Running is free, you can do it anywhere, and it burns more calories than any other mainstream exercise.
Walking is simple, free and one of the easiest ways to get more active, lose weight and become healthier.
There are many ways busy mums and dads, families, young people, office workers and older adults can build physical activity into their lives. Being physically active is easier than you think, especially if you make activity part of your daily routine.
A modern problem
People are less active nowadays, partly because technology has made our lives easier. We drive cars or take public transport. Machines wash our clothes
Physical activity can reduce your risk of major illnesses, such as heart disease, stroke, type 2 diabetes and cancer by up to 50% and lower your risk of early death by up to 30%. It’s free, easy to take, has an immediate effect and you don’t need a GP to get some. Its name? Exercise.
Smoking leads to disease and disability and harms nearly every organ system of the body.
Why Quitting Is Hard
Many ex-smokers say quitting was the hardest thing they ever did. Yet millions of people have been able to do it—and you can, too.
Someone who feels supported is more likely to quit smoking for good. That’s why friends, family members, and significant others can play a big part in helping a person become smokefree.
Many people use quit smoking medications to help reduce withdrawal feelings and cigarette cravings. These medications can double your chances of quitting for good.
Six practical, quick and simple steps you can take straight away to quit smoking
10 health benefits of stopping smoking
Smoking is bad for your health, but exactly how will stopping make life better? Here are 10 ways your health will improve when you stop smoking.
What Is An Ulcer and Gastritis?
Gastritis and an ulcer are conditions that affect the stomach and small intestine, and they share many symptoms, such as abdominal pain, nausea, vomiting, loss of appetite and weight loss.
Psoriasis is a chronic (long-lasting) skin disease of scaling and inflammation that affects greater than 3.1 percent of the U.S. population, or more than 6.7 million adults.
To understand high blood cholesterol, it helps to learn about cholesterol.
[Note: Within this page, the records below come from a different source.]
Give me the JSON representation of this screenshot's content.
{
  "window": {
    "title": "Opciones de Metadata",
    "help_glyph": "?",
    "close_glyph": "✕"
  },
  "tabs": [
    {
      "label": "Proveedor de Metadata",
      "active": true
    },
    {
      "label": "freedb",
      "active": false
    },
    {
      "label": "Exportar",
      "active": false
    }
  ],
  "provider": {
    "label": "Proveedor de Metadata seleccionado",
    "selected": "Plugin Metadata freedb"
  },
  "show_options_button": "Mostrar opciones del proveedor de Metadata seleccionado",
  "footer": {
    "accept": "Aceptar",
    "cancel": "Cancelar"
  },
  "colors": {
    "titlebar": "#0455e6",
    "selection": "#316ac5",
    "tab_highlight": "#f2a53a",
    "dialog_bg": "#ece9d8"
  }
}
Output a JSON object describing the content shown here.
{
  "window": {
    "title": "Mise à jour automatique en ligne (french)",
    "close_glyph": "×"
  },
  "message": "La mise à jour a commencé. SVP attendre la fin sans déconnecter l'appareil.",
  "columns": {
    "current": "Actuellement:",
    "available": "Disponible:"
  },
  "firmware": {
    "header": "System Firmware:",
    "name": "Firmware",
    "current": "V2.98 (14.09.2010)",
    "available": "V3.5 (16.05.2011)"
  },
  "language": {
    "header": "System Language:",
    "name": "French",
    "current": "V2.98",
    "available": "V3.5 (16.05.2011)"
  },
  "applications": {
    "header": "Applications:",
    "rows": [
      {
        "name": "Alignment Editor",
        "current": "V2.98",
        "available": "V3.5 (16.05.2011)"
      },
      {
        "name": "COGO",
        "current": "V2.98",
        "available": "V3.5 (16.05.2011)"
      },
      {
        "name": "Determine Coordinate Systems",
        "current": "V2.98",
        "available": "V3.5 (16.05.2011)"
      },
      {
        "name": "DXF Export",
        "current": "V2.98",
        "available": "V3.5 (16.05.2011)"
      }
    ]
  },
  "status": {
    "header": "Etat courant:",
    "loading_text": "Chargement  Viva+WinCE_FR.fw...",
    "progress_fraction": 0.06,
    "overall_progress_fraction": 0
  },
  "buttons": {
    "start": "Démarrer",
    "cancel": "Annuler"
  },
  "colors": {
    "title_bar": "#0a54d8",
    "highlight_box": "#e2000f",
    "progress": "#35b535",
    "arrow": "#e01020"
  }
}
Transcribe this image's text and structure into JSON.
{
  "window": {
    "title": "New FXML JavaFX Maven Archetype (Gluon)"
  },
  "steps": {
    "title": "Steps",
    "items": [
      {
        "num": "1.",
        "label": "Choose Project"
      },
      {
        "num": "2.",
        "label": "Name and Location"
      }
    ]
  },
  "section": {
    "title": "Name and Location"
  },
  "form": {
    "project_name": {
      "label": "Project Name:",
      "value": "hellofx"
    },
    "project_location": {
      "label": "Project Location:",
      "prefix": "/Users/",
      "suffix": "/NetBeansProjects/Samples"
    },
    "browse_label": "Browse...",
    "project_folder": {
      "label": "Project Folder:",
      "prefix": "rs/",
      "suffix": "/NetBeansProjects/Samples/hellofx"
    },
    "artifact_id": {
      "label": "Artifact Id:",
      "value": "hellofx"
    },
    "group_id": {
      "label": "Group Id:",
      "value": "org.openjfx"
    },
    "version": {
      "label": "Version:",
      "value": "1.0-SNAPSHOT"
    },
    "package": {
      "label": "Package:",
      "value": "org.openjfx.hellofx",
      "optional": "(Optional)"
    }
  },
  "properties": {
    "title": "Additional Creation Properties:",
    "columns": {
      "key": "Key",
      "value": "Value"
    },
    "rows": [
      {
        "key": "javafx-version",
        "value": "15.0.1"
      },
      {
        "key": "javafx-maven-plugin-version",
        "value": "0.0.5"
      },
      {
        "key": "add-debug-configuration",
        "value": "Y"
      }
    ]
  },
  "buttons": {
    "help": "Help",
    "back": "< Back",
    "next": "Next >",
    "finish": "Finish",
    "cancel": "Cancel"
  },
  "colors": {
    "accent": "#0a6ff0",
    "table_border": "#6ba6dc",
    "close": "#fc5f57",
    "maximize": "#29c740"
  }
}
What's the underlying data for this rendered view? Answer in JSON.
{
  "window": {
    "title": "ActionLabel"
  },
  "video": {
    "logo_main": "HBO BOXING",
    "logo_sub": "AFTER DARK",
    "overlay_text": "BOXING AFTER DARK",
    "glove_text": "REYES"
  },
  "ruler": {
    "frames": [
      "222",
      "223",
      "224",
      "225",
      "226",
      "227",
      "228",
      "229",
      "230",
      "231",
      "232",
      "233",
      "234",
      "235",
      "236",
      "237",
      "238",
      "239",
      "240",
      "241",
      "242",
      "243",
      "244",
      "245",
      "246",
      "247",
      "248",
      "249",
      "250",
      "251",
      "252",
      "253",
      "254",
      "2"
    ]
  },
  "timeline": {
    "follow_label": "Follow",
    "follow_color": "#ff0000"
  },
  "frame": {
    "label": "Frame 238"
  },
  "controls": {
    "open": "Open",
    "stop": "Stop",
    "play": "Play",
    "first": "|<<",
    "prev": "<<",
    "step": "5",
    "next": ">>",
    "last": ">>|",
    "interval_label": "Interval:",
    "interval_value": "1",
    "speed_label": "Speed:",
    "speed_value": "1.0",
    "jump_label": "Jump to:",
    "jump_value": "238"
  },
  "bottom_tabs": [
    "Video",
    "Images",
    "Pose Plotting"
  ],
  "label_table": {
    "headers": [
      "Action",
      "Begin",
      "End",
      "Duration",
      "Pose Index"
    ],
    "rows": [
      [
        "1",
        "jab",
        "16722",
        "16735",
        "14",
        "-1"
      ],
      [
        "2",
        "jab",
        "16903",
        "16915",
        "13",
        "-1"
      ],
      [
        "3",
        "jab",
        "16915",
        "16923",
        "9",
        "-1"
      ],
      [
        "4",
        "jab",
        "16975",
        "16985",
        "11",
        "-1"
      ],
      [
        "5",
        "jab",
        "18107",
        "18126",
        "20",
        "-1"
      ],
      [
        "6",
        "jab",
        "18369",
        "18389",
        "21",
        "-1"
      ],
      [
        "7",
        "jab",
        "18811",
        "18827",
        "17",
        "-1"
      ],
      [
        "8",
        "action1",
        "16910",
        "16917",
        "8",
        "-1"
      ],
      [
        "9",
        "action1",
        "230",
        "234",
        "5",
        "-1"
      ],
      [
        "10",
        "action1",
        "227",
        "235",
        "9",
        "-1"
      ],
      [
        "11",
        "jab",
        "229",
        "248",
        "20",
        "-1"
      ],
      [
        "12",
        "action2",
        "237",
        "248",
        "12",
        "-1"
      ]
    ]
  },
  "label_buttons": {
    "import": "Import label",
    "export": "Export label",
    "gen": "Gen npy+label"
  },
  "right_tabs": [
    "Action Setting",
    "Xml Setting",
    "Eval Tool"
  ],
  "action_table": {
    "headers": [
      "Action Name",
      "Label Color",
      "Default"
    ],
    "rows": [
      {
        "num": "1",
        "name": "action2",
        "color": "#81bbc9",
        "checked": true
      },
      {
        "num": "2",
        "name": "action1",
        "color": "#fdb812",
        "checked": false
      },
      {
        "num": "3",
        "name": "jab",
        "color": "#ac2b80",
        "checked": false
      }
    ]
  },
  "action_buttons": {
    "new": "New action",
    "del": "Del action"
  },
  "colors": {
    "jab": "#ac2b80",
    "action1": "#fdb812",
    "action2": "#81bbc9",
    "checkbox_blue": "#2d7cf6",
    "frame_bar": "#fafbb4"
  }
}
Cholesterol is a waxy, fat-like substance that’s found in all cells of the body.
Understanding High Blood Pressure
High blood pressure is a common disease in which blood flows through blood vessels (arteries) at higher than normal pressures.
What is hyperthyroidism?
Hyperthyroidism, also called overactive thyroid, is when the thyroid gland makes more thyroid hormones than your body needs. The thyroid is a small, butterfly-shaped gland in the front of your neck. Thyroid hormones control the way the body uses energy,
Hypothyroidism (Underactive Thyroid)
What is hypothyroidism?
Hypothyroidism, also called underactive thyroid, is when the thyroid gland doesn’t make enough thyroid hormones to meet your body’s needs. The thyroid is a small, butterfly-shaped gland in the front of your neck.
Anemia is a condition in which your blood has a lower than normal number of red blood cells.
Anemia also can occur if your red blood cells don't contain enough hemoglobin. Hemoglobin is an iron-rich protein that gives blood its red color.
Asthma is a chronic (long-term) lung disease that inflames and narrows the airways. Asthma causes recurring periods of wheezing (a whistling sound when you breathe), chest tightness, shortness of breath, and coughing. The coughing often occurs at night or early in the morning.
The definition of an aerosol, as used here, is a suspension of tiny particles or droplets in the air, such as dusts, mists, or fumes.
Abrasive blasting is more commonly known as sandblasting since silica sand has been a commonly used material as the abrasive, although not the only one always used.
Range of motion (ROM) is a measurement of movement around a joint. Measuring ROM is helpful to assess flexibility, ability to work and fitness.
According to Kurz, the following tables indicates the normal ranges of joint motion for various parts of the body:
Flexion: 70-90 degrees
After a serious injury, illness or surgery, you may recover slowly. You may need to regain your strength, relearn skills or find new ways of doing things you did before. This process is rehabilitation.